Broadstone believes that the Office of National Statistics decision not to amend the calculation of RPI is bad news for the UK economy, if a good day for pensioners

Broadstone has been disappointed by the ONS’s decision not to amend the formula for RPI.

We expect member groups and Trustees to be relieved that benefits will not be reduced, for those schemes that retained (for whatever reason) RPI as their measure of inflation. However, this must be considered alongside the wider economic impact of the failure to implement a reduction in RPI. This would have reduced liabilities for employers and could have potentially prolonged the life-span of any remaining open DB schemes by reducing the weighty burden on companies to plug deficit funding black holes. It would have helped any company with a legacy DB scheme which diverts money away from the business for the funding the benefits of ex-employees. Instead companies will continue to be forced to prop up these schemes to the detriment of their business plans to encourage growth.

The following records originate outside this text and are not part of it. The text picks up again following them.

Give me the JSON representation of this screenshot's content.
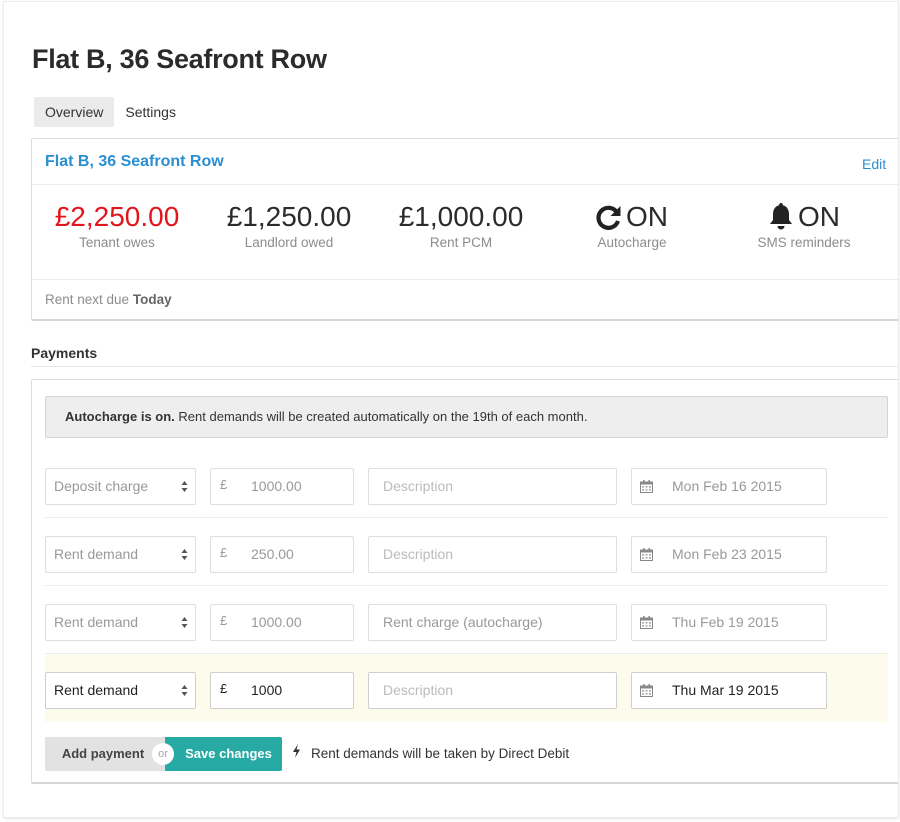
{
  "page": {
    "title": "Flat B, 36 Seafront Row"
  },
  "tabs": [
    {
      "label": "Overview",
      "active": true
    },
    {
      "label": "Settings",
      "active": false
    }
  ],
  "summary": {
    "title": "Flat B, 36 Seafront Row",
    "edit_label": "Edit",
    "stats": [
      {
        "value": "£2,250.00",
        "label": "Tenant owes",
        "color": "#e3151c"
      },
      {
        "value": "£1,250.00",
        "label": "Landlord owed"
      },
      {
        "value": "£1,000.00",
        "label": "Rent PCM"
      },
      {
        "value": "ON",
        "label": "Autocharge",
        "icon": "refresh-icon"
      },
      {
        "value": "ON",
        "label": "SMS reminders",
        "icon": "bell-icon"
      }
    ],
    "due_prefix": "Rent next due",
    "due_value": "Today"
  },
  "payments": {
    "section_title": "Payments",
    "alert_bold": "Autocharge is on.",
    "alert_text": " Rent demands will be created automatically on the 19th of each month.",
    "currency_symbol": "£",
    "rows": [
      {
        "type": "Deposit charge",
        "amount": "1000.00",
        "description": "",
        "description_placeholder": "Description",
        "date": "Mon Feb 16 2015"
      },
      {
        "type": "Rent demand",
        "amount": "250.00",
        "description": "",
        "description_placeholder": "Description",
        "date": "Mon Feb 23 2015"
      },
      {
        "type": "Rent demand",
        "amount": "1000.00",
        "description": "Rent charge (autocharge)",
        "description_placeholder": "Description",
        "date": "Thu Feb 19 2015"
      },
      {
        "type": "Rent demand",
        "amount": "1000",
        "description": "",
        "description_placeholder": "Description",
        "date": "Thu Mar 19 2015",
        "highlighted": true
      }
    ],
    "add_label": "Add payment",
    "or_label": "or",
    "save_label": "Save changes",
    "direct_debit_note": "Rent demands will be taken by Direct Debit",
    "accent_color": "#27a9a4"
  }
}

John Broome Saunders, Actuarial Director commented that "Individuals in receipt of a pension should take their share of the burden that pensions have on the economy. The long-term savings that could have assisted UK Plc that a reduction to RPI would have introduced, along with the switch to CPI already implemented would have gone some way to ensuring that companies are better able to invest in their business rather than their pension scheme. This decision is, therefore, bad news for those in work and looking for work in the UK."

John Broome Saunders added that "the decision to create a new measure of inflation, RPIJ, is interesting and it will remain to be seen how this is used in the future and whether it will replace RPI as we know it if it is considered as a more accurate measure of inflation."